A few years ago, Americans discovered Finland's best-kept postpartum secret: the Finnish Baby Box. For the last 75 years, expectant parents there receive baby starter kits in the mail: onesies, snowsuits, PJs, and other baby stuff inside a sturdy cardboard box that is lined with a mattress and bedding.
We swooned. We envied. We wished we had thought of it.
Well, the people behind California-based The Baby Box Co. did think of something, and now they're set to launch a universal baby box program designed to reduce Sudden Unexpected Infant Death and improve family healthcare. They've joined forces with New Jersey's Child Fatality and Near Fatality Review Board to distribute roughly 105,000 free boxes to expecting parents in the state this year.
Their industrial-strength cardboard boxes, distributed at Cooper University Healthcare and Southern New Jersey Perinatal Cooperative, double as a bassinet and include all essentials to care for baby: a firm mattress and fitted sheet, a waterproof cover, baby wipes, nipple cream, breast pads, a onesie and an activity cart.
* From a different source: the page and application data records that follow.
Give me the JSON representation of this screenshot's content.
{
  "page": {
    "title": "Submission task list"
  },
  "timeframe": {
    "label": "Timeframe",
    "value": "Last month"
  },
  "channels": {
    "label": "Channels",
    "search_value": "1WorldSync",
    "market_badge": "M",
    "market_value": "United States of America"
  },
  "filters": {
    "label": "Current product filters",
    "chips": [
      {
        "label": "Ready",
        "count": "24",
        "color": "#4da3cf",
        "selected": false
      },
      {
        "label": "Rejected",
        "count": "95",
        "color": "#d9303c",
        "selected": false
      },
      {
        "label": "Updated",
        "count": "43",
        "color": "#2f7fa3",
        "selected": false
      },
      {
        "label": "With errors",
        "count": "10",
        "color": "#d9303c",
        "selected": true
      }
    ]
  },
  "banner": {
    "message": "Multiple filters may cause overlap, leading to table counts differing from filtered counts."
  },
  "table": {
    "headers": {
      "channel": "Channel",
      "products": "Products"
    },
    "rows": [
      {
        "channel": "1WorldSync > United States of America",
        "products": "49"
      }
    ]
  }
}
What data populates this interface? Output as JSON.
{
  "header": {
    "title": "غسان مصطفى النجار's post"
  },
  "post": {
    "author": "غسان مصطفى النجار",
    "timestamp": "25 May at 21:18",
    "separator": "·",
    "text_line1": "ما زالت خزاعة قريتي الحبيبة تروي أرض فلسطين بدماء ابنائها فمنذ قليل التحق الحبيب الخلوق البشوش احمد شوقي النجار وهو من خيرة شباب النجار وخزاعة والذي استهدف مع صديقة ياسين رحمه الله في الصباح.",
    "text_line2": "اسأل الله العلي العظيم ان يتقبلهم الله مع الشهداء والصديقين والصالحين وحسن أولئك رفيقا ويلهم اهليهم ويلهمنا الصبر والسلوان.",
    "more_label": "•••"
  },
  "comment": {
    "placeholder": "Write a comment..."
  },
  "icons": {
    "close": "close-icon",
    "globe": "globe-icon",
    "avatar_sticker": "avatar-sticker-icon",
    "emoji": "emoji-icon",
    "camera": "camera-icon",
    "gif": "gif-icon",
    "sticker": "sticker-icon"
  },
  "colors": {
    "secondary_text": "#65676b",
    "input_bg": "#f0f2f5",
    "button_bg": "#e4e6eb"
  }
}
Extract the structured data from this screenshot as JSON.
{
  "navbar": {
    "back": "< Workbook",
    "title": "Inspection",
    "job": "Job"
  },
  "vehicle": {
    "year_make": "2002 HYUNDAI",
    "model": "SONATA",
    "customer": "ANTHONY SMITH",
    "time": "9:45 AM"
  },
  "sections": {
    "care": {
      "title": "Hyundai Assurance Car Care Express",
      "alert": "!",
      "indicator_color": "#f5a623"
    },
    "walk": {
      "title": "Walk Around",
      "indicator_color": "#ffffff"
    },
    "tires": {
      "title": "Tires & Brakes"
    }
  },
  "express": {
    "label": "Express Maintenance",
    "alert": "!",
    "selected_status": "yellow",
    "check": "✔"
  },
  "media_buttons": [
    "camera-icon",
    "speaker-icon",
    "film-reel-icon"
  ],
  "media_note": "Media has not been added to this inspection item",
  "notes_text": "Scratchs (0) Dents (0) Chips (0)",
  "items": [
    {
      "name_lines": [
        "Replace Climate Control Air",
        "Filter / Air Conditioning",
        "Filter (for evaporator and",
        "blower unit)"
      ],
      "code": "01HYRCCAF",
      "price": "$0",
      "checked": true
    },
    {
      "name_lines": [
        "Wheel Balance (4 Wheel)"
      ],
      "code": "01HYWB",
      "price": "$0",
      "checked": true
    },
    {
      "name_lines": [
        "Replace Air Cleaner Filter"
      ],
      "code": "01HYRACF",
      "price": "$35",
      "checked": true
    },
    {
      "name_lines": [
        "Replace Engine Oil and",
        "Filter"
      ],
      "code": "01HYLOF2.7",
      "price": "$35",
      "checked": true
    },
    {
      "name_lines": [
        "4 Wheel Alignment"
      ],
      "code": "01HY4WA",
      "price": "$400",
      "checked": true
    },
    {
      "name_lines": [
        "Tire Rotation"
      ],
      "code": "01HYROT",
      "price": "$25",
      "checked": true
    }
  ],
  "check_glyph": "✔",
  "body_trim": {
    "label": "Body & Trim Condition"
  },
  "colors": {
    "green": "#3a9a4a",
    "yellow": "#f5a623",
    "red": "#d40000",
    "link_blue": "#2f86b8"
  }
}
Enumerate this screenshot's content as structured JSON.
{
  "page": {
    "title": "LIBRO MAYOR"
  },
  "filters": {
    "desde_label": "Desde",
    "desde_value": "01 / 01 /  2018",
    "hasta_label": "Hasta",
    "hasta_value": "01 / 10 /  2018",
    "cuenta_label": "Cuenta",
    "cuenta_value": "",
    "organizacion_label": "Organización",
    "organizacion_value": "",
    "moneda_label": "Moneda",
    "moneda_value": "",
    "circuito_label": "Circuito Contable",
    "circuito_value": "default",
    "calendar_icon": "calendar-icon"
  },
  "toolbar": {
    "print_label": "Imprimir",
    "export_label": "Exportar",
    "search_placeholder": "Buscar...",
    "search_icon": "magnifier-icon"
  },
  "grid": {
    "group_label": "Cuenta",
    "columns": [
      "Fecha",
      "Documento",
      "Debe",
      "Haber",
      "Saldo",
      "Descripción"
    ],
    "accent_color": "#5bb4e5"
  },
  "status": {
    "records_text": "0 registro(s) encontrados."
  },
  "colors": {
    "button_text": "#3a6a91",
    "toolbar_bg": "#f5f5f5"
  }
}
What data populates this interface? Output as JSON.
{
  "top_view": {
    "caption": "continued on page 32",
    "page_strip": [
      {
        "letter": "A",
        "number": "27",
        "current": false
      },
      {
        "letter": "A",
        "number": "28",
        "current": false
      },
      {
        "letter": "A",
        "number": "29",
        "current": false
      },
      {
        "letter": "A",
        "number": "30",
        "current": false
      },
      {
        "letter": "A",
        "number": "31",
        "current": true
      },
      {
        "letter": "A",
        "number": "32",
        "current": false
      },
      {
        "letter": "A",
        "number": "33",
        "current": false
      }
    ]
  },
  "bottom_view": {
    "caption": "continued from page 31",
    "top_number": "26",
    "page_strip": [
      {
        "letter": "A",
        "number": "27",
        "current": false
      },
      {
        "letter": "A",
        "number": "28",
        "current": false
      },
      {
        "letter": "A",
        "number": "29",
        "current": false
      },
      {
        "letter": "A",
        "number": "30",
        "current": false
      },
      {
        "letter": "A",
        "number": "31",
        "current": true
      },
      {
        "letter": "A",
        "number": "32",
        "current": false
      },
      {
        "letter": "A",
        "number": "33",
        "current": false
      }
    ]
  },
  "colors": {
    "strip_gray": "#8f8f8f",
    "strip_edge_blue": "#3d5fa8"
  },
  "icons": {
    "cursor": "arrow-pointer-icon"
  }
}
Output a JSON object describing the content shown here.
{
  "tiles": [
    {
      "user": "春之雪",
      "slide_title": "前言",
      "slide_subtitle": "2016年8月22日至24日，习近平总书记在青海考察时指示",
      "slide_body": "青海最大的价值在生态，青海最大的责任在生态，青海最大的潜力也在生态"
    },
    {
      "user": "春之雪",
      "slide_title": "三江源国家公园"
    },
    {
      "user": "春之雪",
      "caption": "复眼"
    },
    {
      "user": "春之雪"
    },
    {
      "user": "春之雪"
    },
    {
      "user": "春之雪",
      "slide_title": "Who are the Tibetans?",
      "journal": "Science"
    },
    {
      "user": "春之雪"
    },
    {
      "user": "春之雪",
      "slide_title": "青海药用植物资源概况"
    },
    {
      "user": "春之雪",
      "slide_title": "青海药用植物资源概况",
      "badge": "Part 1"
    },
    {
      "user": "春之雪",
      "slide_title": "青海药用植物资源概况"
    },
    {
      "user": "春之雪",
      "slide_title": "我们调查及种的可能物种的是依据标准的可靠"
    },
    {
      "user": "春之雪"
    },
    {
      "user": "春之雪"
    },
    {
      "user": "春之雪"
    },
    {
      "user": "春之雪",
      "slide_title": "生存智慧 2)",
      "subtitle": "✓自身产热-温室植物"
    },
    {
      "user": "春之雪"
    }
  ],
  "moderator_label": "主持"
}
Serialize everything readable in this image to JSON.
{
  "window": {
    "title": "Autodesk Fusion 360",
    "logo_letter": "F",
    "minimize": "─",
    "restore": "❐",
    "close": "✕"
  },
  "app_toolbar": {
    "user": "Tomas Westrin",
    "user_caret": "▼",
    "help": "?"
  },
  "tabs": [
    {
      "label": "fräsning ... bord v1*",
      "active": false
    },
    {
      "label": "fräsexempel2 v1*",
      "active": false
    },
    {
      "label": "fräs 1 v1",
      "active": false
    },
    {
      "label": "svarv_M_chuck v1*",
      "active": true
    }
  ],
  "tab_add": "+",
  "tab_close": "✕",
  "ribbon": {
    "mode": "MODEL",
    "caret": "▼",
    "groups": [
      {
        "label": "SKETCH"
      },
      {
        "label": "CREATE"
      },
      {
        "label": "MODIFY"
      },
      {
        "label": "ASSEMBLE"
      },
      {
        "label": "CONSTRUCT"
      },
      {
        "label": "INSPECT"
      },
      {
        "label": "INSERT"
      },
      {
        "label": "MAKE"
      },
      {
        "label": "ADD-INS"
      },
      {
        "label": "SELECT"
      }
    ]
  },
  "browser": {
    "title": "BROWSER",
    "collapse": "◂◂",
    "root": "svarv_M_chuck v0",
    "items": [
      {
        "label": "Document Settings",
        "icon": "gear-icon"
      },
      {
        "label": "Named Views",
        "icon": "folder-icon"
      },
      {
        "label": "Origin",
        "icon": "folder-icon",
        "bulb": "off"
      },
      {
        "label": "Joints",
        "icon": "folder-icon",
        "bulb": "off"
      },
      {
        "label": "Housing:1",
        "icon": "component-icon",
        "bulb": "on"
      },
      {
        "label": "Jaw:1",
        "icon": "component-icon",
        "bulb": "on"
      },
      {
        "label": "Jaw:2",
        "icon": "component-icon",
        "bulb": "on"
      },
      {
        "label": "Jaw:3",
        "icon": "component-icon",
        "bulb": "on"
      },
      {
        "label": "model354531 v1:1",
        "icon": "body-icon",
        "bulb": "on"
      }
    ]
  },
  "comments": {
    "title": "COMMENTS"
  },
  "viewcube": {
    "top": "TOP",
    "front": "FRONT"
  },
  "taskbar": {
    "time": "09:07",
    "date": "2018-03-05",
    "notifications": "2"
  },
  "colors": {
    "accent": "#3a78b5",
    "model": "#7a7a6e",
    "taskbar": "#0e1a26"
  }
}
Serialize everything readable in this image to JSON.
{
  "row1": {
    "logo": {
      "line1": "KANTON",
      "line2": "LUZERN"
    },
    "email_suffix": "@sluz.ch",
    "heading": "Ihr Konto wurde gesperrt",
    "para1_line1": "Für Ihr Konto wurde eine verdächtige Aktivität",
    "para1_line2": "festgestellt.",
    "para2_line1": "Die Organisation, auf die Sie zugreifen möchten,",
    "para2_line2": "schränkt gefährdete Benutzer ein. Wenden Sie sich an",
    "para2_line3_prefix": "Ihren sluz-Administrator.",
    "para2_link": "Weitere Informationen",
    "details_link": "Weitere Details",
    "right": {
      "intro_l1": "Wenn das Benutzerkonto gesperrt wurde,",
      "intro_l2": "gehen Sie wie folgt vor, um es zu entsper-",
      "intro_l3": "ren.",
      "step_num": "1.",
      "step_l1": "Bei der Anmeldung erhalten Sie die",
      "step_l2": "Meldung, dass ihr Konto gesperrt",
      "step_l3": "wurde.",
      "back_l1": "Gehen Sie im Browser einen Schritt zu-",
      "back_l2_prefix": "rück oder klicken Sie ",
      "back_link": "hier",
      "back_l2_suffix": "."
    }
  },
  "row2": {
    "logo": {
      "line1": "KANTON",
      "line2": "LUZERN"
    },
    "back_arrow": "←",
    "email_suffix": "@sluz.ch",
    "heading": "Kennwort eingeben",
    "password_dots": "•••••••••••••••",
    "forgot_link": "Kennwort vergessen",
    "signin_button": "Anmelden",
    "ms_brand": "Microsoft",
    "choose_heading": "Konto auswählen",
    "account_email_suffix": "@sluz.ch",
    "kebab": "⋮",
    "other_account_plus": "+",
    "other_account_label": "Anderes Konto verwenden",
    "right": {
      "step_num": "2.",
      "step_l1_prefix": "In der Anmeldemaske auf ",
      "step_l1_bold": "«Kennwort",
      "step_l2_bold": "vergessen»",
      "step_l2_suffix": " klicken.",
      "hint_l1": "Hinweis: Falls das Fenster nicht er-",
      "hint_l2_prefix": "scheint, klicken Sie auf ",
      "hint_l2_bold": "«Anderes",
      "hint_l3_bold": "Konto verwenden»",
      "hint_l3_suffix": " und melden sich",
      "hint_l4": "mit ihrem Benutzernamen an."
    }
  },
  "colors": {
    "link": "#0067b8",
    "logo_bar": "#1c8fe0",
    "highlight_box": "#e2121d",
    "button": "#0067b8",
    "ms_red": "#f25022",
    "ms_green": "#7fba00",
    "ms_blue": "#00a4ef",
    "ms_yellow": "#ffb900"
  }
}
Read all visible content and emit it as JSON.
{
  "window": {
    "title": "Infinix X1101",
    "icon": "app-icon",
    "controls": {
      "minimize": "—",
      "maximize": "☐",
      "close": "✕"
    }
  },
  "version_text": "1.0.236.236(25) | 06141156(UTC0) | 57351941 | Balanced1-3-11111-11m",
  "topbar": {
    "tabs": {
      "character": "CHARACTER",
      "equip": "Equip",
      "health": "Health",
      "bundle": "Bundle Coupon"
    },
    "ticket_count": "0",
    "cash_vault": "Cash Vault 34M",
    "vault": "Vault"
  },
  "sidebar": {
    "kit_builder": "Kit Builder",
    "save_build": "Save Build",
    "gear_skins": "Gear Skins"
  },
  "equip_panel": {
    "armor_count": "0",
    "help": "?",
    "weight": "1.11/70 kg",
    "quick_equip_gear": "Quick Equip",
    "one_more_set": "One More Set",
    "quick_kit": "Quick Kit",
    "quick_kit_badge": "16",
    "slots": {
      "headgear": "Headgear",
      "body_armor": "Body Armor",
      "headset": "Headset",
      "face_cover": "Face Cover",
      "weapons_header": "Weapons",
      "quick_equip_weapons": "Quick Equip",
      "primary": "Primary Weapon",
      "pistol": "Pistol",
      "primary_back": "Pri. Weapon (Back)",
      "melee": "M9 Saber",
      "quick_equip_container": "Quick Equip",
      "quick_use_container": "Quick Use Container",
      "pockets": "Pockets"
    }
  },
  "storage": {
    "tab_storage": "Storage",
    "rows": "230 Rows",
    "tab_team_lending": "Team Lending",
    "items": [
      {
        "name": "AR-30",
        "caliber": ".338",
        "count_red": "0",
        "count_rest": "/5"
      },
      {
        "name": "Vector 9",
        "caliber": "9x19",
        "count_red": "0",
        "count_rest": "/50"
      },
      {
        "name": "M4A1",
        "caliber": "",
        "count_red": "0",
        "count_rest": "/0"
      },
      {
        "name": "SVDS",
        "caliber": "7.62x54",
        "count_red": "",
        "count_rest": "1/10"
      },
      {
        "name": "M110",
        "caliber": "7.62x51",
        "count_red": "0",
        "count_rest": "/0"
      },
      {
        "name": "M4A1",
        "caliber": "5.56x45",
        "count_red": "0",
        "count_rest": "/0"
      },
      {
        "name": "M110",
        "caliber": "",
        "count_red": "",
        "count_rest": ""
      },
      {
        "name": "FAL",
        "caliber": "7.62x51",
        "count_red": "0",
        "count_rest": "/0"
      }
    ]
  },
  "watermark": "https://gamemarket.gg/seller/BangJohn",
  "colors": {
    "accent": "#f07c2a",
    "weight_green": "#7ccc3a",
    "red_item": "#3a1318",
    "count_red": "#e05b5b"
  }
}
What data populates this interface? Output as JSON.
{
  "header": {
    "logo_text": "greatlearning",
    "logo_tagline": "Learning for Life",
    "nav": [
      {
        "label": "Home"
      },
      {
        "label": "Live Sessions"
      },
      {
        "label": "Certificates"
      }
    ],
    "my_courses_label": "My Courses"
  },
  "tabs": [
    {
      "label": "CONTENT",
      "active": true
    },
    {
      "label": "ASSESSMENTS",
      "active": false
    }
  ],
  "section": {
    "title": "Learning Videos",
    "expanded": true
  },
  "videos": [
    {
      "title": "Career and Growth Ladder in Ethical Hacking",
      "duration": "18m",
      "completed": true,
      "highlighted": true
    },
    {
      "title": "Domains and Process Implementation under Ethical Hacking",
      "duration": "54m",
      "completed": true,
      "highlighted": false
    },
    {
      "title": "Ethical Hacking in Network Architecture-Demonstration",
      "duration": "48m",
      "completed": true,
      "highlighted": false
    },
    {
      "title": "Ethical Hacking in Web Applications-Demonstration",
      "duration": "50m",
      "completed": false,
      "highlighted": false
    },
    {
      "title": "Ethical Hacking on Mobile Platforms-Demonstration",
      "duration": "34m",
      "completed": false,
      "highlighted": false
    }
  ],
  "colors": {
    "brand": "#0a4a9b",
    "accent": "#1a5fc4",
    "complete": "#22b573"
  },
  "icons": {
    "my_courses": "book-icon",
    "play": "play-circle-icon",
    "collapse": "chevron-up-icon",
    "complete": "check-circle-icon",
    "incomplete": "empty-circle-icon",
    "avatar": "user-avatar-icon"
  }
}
According to CEO and co-founder Jennifer Clary, the Baby Box Co. originally started as a gifting concept for baby showers. But after visiting Finland and discovering their low infant mortality rate, the company decided to repackage their gift into an educational presentation for new parents.
Before receiving a box, expecting parents and those with infants younger than 3 months must first complete the Baby Box University, an online parenthood preparedness course. The program lasts 10 to 15 minutes and is followed by a short quiz on childcare and Sudden Infant Death Syndrome prevention. Those hoping to bring home a box must provide a certificate of completion and valid contact information.
The Centers for Disease Control and Prevention predicts around 3,500 newborn deaths from Sudden Unexpected Infant Deaths and other sleep-related deaths in the U.S. each year. In New Jersey last year, 93 percent of infant fatalities were related to sleep and sleep environments associated with SUID. Organizers believe that educating parents on certain sleeping dangers—and holding them accountable—will encourage parents to make better choices when it comes to caring for their newborn.
Dr. Kathryn McCans, an emergency department physician at Cooper University Healthcare and chairwoman of the review board, recently shared her experience with SUID cases in New Jersey.
"Every year we review instances in which infants die suddenly and unexpectedly. In a significant proportion of these deaths, an unsafe sleep circumstance is a contributing factor."
Though it is tempting to cuddle in bed with a newborn, the guidelines submitted by the U.S. Department of Health and Human Services suggest otherwise. The safest sleep place for a baby is on a firm mattress, positioned on their back, with no loose items nearby (e.g., bedding, crib bumpers, pillows and soft toys). Additionally, parents should dress infants in a one-piece sleeper and never allow them to sleep in an adult bed, chair or couch with another person.
Though the Garden State was the first in the country to offer baby boxes, it hasn't taken long for others to follow suit. In an October 2016 blog post, organizers in San Francisco partnered with local organizations and distribution centers to add their name to the list.
Surely, the rest of the U.S. will not be far behind.